*** Data listing ***

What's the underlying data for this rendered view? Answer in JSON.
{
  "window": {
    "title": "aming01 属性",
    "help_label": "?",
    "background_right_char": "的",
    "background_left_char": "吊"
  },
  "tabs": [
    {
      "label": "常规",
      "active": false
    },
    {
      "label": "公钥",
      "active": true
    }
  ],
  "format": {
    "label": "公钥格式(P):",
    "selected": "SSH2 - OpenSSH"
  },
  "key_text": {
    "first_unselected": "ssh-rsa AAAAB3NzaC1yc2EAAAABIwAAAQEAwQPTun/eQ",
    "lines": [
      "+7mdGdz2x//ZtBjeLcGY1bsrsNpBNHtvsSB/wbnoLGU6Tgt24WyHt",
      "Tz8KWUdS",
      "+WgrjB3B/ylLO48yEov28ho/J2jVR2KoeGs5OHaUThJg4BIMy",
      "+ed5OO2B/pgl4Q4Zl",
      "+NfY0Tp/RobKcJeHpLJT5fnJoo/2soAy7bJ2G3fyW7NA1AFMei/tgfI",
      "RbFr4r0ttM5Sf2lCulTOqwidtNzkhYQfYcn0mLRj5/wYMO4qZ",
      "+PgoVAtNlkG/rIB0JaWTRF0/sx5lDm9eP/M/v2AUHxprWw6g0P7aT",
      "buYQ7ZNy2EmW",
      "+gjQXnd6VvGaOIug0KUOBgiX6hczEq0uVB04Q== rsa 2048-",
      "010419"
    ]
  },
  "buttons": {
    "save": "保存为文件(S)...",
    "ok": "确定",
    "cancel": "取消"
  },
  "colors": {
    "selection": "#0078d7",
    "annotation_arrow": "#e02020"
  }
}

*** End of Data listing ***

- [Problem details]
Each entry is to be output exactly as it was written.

- [Response area]
What's the underlying data for this rendered view? Answer in JSON.
{
  "window": {
    "title": "aming01 属性",
    "help_label": "?",
    "background_right_char": "的",
    "background_left_char": "吊"
  },
  "tabs": [
    {
      "label": "常规",
      "active": false
    },
    {
      "label": "公钥",
      "active": true
    }
  ],
  "format": {
    "label": "公钥格式(P):",
    "selected": "SSH2 - OpenSSH"
  },
  "key_text": {
    "first_unselected": "ssh-rsa AAAAB3NzaC1yc2EAAAABIwAAAQEAwQPTun/eQ",
    "lines": [
      "+7mdGdz2x//ZtBjeLcGY1bsrsNpBNHtvsSB/wbnoLGU6Tgt24WyHt",
      "Tz8KWUdS",
      "+WgrjB3B/ylLO48yEov28ho/J2jVR2KoeGs5OHaUThJg4BIMy",
      "+ed5OO2B/pgl4Q4Zl",
      "+NfY0Tp/RobKcJeHpLJT5fnJoo/2soAy7bJ2G3fyW7NA1AFMei/tgfI",
      "RbFr4r0ttM5Sf2lCulTOqwidtNzkhYQfYcn0mLRj5/wYMO4qZ",
      "+PgoVAtNlkG/rIB0JaWTRF0/sx5lDm9eP/M/v2AUHxprWw6g0P7aT",
      "buYQ7ZNy2EmW",
      "+gjQXnd6VvGaOIug0KUOBgiX6hczEq0uVB04Q== rsa 2048-",
      "010419"
    ]
  },
  "buttons": {
    "save": "保存为文件(S)...",
    "ok": "确定",
    "cancel": "取消"
  },
  "colors": {
    "selection": "#0078d7",
    "annotation_arrow": "#e02020"
  }
}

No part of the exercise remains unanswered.